I mean, if you look at your situation when you were eighteen when you’re sixty, you tend to forget that you’ve had 42 years to think about it. That’s 42 years of experience you didn’t have at eighteen. You see it through the eyes of a sixty-year-old person. You didn’t have that perspective at eighteen, or 22, or 35, or 45, or whenever. There’s that whole “live and learn” thing, something you usually think of after you’ve screwed up. It’s like Vern Law once said, life is a cruel teacher, giving the exam before teaching the lesson.
Since my stroke almost ten years ago, I’ve spent a lot of time looking back, identifying things I now know were bad moves, but which seemed like a good idea at the time. I don’t know why I bother; there ain’t nothing I can do about any of it now. What’s the point?
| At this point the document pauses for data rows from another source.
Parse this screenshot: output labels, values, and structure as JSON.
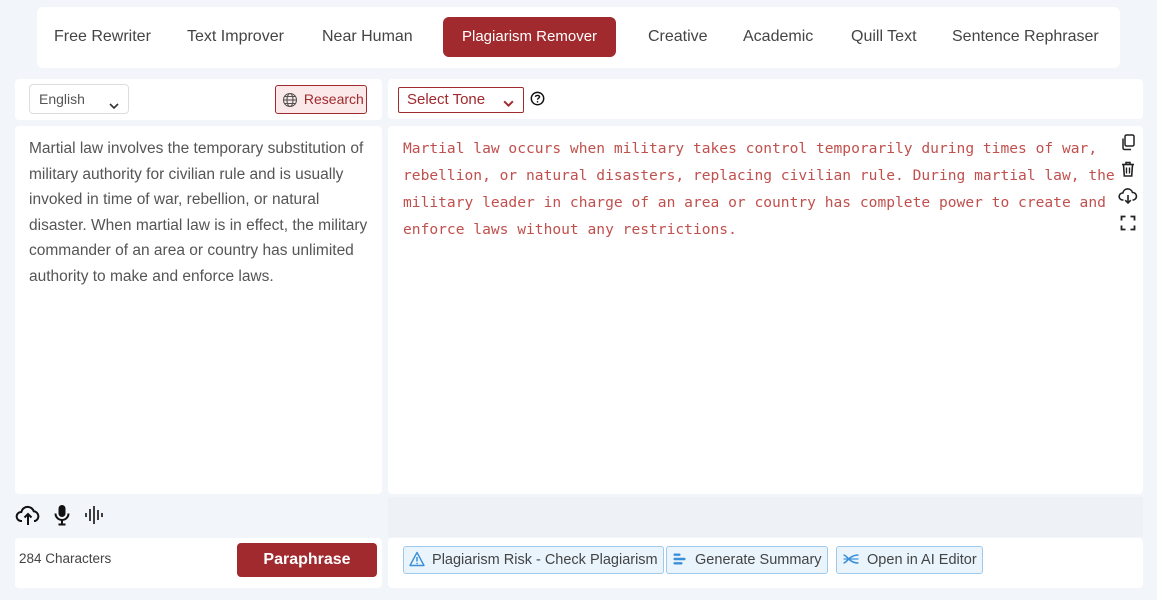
{
  "tabs": [
    {
      "label": "Free Rewriter"
    },
    {
      "label": "Text Improver"
    },
    {
      "label": "Near Human"
    },
    {
      "label": "Plagiarism Remover",
      "active": true
    },
    {
      "label": "Creative"
    },
    {
      "label": "Academic"
    },
    {
      "label": "Quill Text"
    },
    {
      "label": "Sentence Rephraser"
    }
  ],
  "input_panel": {
    "language": "English",
    "research_label": "Research",
    "text": "Martial law involves the temporary substitution of military authority for civilian rule and is usually invoked in time of war, rebellion, or natural disaster. When martial law is in effect, the military commander of an area or country has unlimited authority to make and enforce laws.",
    "char_count": "284 Characters",
    "paraphrase_label": "Paraphrase",
    "tool_icons": [
      "upload-cloud-icon",
      "microphone-icon",
      "audio-wave-icon"
    ]
  },
  "output_panel": {
    "tone_label": "Select Tone",
    "text": "Martial law occurs when military takes control temporarily during times of war, rebellion, or natural disasters, replacing civilian rule. During martial law, the military leader in charge of an area or country has complete power to create and enforce laws without any restrictions.",
    "side_icons": [
      "copy-icon",
      "trash-icon",
      "download-cloud-icon",
      "fullscreen-icon"
    ],
    "actions": [
      {
        "label": "Plagiarism Risk - Check Plagiarism",
        "icon": "warning-icon"
      },
      {
        "label": "Generate Summary",
        "icon": "summary-icon"
      },
      {
        "label": "Open in AI Editor",
        "icon": "editor-icon"
      }
    ]
  },
  "colors": {
    "accent": "#a02a2e",
    "output_text": "#c0504d",
    "action_border": "#9fc9ea",
    "action_bg": "#eaf4fd",
    "icon_blue": "#3a8fd8"
  }
}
Recently I saw a video that offered seven mysteries of existence. Real heady stuff. One of the mysteries says that there exist an infinite number of parallel universes, in which there might be a very slight difference from the one we’re living in now. I’d like to think that I got those things right in at least one of those universes.
Another proposition is that our universe is a plaything for someone else, and that person spends his lunch hour screwing with us. If I ever find that person, he’s getting a knee in the groin. On the other hand, maybe it’s like the end of St. Elsewhere. Remember that last scene?
So maybe our universe is under the control of an autistic boy, who spends hours staring into a snowglobe, deep in his own world. Or maybe it’s more like this alternate explanation for the TV show Friends.
But what do I know? I’m probably mistaken.
from The Sound of One Hand Typing